I grabbed a CP1025nw to use for some quick prints today, and after installing the driver for it, the fans suddenly are coming on a lot more than usual on both my laptops. Turns out there's a process called "HP Device Monitor" that spikes to between 3% and 11% of the CPU every two seconds.
Why is it even there? I shouldn't need any HP software running, just the print driver.
I tried killing it but it came right back.
Any way to disable this?
12-21-2010 01:34 PM
I talked to Customer Support. The process runs to monitor all devices and the only way to disable it is to uninstall the HP software. I dropped the CPU usage from 28% to less than 5% by disconnecting the USB and running only wireless. My model printer is 8500A. I hope this helps.
03-06-2011 03:47 PM - edited 03-06-2011 03:48 PM
Similar experience. 8500A here too (amazing printer btw). HP Device Monitor runs in the background eating 1-2% all the time. Agreed, this isn't much, but on a laptop, this often makes the difference between starting the fan or not.
HP: There is no reason whatsoever to take even 0.5% cpu when idling. If you need to monitor connections, wait on device or socket events, these take 0% CPU. The device monitor is definitely "polling" for something. When I'm away from the printer, my laptop ends up having reduced battery time for no good reason. Of of 93 processes running on my computer right now, over 80 of them manage to be at 0%, I'm sure HP Device Monitor could be one of them with a little effort...
03-12-2011 06:01 AM
I have the 8500A Plus, the device monitor on my mac seems full of memory leaks, I found it running at 586 MB RAM this morning which is an outragous amount of RAM for a service to be using HP needs to sort this out quick.
03-12-2011 06:18 AM
Just for the rest of you, I found a way to stop it running. Only do this if you know what your doing.
the app is located in /Library/Printers/hp/hpio/ (thats library in the root on the HDD not under user)
Create a folder called Moved, drag the two files into the folder and kill the process. This time it won't restart as it can't find it. Don't delete the files just in case. So far it seems everything runs just fine without it so I'm leaving it this way!
03-13-2011 04:58 AM
Same on my Mac: the hp device monitor tooks 33% of both CPU cores when connect via USB. After disconnecting the USB cable the CPU usage drops to 0% for the hp device monitor.
If you want to disable the automatic startup, use the freeware "Lingon" to Disable the daemon. That is the easiest way, to enable and disable background processes you can't find in the system preferences/user.
HP: this bug should be corrected very soon!
04-01-2011 06:01 PM
I agree that this needs to be fixed.
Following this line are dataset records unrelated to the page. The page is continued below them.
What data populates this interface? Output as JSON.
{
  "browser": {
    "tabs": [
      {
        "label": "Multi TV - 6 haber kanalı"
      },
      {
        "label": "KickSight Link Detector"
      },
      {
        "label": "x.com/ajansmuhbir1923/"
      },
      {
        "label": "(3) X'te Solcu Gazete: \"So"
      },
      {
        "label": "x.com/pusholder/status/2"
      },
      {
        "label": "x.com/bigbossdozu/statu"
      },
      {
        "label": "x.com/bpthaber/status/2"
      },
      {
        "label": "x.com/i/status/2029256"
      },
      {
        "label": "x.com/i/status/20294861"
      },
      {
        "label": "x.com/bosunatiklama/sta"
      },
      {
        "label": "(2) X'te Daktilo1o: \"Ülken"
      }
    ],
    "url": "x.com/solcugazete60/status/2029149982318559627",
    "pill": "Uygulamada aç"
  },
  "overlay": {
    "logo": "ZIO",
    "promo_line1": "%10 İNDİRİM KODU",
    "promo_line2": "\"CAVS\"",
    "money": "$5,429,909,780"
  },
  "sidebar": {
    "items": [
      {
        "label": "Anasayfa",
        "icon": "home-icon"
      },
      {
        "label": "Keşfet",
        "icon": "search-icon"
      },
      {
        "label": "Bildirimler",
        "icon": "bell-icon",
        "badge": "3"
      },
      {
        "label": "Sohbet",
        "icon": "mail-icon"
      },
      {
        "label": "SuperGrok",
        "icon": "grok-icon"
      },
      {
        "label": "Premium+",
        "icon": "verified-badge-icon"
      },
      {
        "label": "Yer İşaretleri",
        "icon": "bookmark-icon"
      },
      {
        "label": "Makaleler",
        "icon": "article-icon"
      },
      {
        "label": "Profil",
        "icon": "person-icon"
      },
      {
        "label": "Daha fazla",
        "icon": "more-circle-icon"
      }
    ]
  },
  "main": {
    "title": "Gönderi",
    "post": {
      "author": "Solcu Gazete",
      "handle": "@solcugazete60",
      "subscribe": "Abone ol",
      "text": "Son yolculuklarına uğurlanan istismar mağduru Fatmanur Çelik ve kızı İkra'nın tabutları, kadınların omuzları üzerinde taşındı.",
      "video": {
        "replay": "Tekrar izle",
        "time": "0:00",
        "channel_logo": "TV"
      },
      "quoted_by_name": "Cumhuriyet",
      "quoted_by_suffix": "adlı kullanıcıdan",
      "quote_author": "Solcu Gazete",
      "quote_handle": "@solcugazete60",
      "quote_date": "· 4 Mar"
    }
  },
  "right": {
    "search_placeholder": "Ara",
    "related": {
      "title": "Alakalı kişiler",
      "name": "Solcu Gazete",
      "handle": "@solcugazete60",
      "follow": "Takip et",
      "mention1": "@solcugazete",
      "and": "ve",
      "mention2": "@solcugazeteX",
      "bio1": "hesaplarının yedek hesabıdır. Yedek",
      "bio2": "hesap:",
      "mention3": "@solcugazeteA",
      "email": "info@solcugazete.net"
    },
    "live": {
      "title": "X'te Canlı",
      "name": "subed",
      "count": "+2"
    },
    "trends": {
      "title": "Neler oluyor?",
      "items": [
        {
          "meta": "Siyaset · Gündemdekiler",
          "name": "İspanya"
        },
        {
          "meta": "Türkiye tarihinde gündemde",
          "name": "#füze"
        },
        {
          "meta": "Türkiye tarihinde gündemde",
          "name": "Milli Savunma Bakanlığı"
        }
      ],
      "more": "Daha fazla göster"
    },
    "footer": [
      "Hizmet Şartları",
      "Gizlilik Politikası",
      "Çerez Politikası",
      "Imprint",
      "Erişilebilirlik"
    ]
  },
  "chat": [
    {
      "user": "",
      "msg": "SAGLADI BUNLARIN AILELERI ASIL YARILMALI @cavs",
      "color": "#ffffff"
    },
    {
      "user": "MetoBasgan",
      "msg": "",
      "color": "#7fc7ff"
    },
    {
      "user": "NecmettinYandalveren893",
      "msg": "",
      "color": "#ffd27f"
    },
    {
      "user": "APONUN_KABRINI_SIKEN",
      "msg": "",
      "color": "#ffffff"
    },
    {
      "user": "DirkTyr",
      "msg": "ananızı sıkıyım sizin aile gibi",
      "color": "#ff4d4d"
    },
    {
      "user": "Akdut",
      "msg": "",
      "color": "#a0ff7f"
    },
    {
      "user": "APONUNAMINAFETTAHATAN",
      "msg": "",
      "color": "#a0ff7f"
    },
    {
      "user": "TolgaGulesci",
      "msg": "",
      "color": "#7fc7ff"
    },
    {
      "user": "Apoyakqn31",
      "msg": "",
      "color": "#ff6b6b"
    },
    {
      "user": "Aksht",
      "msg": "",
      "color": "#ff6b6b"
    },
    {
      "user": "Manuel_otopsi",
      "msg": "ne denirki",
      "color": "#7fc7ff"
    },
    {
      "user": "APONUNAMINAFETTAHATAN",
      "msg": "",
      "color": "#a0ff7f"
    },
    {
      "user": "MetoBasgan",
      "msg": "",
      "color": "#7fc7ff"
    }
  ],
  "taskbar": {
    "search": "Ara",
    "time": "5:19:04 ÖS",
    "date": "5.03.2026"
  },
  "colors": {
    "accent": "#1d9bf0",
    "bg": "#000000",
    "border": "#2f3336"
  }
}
Not only does it run continuously sucking up CPU cycles, but it will occasionally spin out of control to the point where it's using well over 100% CPU (according to activity monitor) and my computer (macbook pro) becomes effectively unusable (requiring a reboot). This typically happens after the computer has been sitting idle for hours. I'm at the point where if I could uninstall the software and return the computer to the store I bought it from, I would. Unfortunately it's a couple months too late for that.
04-06-2011 06:42 AM
I've disabled the HP Device Monitor a few weeks ago and everything has been working smooth since then. I'm guessing the daemon is used to discover new HP devices... So until it's fixed, here's how I disabled it:
In /Library/LaunchAgents, you'll find a file called com.hp.devicemonitor.plist
When your mac boots, there's a background process called launchd that reads these plist files and starts whatever needs to be started.
Simply move the file to /Library/LaunchAgents_Disabled (create the folder)
That way, it won't be launched and it can be moved back if it causes trouble for you...
05-03-2011 12:49 PM
This HP Device Monitor clearly has a very serious memory leak.
It's also easy to disable without installing all of the HP software, as somone posted above
The phone tech support people are very nice and try to be helpful, but they are really only useful when it comes to simple problems... ie., "Where is my USB port?" or "How do I turn it on?".